No, School Choice Will Not Destroy Private Schools

Liam Siegler | February 7, 2024

(The Lion) — School choice policies will not destroy the future of private education, despite some claims to the contrary.

Interviewed in a recent piece for Fox News, President and Founder of United States Parents Involved in Education Sheri Few argued that government money in private schools will likely “destroy” them. In her view, private schools invite future regulation when they accept state funds through ESA accounts and similar programs.

Once dependent on this money, she argues, they may potentially be put in a position where “they’re stuck having to make a choice of either closing their doors or compromising their values in order to continue to accept the federal and state funding.” 

Fear of hostile government intervention is certainly understandable. Many families choose homeschooling and private Christian schools specifically to avoid the overreach in public education. 

However, this type of objection to the school choice movement ignores several key facts. The potential dangers, of course, shouldn’t be ignored. But they are overstated. 

Even before the school choice movement started gaining traction, private schools were already being regulated. States regulate school standards, teacher certification, testing, transportation and homeschooling, to name a few common areas, the details of which vary from state to state.  

Some states are certainly more hostile to private education than others. In her comments to Fox, Few pointed to Katie Hobbs’ plan to further regulate Arizona’s ESA program. But rather than demonstrate why school choice is inherently dangerous, Arizona shows us why responsible policymaking is more important than ever.  

As Corey DeAngelis and Jason Bedrick argue, “funding need not come with burdensome regulations.” 

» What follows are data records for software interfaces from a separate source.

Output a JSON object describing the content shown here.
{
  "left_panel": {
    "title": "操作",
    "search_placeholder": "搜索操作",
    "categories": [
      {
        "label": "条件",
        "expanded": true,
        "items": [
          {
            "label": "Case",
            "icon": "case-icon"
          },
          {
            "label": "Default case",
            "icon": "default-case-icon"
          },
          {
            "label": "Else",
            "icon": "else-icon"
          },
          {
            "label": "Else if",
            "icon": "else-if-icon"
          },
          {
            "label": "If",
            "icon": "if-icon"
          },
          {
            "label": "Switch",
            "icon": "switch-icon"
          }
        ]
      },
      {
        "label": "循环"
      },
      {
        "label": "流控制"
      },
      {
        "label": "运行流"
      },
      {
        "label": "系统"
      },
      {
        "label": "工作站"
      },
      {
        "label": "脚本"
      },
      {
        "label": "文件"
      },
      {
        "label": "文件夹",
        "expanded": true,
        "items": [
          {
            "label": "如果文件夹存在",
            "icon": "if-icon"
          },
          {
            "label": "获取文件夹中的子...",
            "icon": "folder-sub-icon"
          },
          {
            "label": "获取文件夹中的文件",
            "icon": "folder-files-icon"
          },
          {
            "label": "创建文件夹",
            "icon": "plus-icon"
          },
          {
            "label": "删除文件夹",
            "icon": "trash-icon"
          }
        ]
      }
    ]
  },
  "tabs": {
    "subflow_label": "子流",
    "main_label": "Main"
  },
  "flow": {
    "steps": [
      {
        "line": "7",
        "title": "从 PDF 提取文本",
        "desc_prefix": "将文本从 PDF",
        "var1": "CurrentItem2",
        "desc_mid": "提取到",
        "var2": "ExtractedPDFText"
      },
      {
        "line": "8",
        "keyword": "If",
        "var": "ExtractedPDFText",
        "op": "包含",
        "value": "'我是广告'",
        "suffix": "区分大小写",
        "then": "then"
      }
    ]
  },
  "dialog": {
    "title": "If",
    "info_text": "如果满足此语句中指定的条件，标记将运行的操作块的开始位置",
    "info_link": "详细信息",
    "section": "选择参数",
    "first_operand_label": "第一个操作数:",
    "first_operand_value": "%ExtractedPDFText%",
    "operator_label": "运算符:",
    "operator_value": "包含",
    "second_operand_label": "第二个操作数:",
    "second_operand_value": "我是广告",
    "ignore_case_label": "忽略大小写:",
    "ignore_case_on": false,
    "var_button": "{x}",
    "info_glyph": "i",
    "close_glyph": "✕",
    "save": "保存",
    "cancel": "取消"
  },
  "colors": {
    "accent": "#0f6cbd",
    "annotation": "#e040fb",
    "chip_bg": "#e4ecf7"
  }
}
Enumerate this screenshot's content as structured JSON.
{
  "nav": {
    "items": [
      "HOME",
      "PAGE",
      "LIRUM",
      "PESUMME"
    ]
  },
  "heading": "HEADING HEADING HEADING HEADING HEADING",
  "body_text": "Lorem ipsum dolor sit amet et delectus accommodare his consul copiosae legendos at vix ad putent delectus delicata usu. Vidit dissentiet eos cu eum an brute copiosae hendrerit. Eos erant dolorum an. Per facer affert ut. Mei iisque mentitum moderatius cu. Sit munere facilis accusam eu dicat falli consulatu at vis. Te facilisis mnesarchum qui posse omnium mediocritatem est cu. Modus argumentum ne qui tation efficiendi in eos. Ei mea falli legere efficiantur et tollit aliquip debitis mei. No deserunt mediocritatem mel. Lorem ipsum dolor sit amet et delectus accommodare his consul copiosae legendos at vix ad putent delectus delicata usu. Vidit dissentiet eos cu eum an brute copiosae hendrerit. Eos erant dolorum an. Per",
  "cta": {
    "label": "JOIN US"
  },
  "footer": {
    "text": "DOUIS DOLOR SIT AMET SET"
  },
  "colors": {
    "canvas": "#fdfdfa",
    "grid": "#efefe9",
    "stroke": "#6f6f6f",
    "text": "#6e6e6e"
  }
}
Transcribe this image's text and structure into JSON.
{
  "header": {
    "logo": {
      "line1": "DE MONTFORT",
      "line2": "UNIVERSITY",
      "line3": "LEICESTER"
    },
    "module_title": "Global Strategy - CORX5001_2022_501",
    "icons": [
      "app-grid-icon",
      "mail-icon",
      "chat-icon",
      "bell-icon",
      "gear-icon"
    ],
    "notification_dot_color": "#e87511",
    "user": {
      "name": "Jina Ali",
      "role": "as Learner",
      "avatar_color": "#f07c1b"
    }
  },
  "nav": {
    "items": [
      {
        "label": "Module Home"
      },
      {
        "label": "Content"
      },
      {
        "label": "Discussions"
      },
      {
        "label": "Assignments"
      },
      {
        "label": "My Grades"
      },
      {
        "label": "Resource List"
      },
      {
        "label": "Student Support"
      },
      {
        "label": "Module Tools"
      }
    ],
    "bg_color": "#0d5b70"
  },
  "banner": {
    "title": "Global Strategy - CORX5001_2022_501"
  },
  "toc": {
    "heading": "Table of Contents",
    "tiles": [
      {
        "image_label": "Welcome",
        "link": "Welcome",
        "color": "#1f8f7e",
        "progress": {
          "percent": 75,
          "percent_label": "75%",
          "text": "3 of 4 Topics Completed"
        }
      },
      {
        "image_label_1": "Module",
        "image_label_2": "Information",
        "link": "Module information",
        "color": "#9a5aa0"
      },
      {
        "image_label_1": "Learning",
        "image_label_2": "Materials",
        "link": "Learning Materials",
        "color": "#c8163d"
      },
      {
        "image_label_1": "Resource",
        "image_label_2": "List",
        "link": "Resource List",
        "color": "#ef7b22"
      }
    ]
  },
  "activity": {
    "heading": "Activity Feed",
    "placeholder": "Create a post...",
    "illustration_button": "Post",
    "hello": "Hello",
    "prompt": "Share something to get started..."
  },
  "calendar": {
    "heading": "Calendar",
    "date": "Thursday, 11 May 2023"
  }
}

School choice policies are carefully written to avoid the potential for harmful interventions. Arizona’s ESA statute, for example, explicitly states that a school “shall not be required to alter its creed, practices, admissions policy or curriculum” for accepting ESA students. 

The driving philosophy of the school choice movement is to “fund students, not systems.”  Programs are designed to fund families, not directly apportion money to schools. There are no strings attached. 

As DeAngelis and Bedrick also point out, states with greater educational freedom tend to be the least restrictive to homeschooling and private schools. State overreach is not typically an issue where the appetite for educational freedom flourishes. And states with hostile actors like Hobbs highlight the need to stay vigilant, especially when the policies at stake benefit families. Opposition is never a good reason to retreat. 

As another cautionary tale, Few cites the 1984 Supreme Court case Grove City v. Bellwhich led to a bill requiring recipients of federal money to adhere to civil rights law.  

But Few’s fear is misplaced. The Grove City Bill applies to federal funding. Private schools do not invite any new regulations by accepting state dollars unless the program were to specifically come with strings attached (which, as mentioned before, is not the case with current school choice programs). Thankfully, private schools do not have to fear federal regulations. 

As for the potential for state regulations to harm religious schools, it is important to realize that any regulation is bound to the Constitution.  

For example, the Free Exercise Clause protects against infringements on the religious character and practices of religious schools. State law is subject to the First Amendment. Governments can’t force schools to compromise their values through funding mechanisms such as vouchers and ESAs. Any attempt to do so could be challenged in court on religious liberty grounds. 

Though there is always good reason to be mindful of the potential pitfalls in any public policy, it would be a mistake to let fear prevent good laws from helping the families who need them most. 

School choice policies are tangibly benefiting students. It is important we fight for them.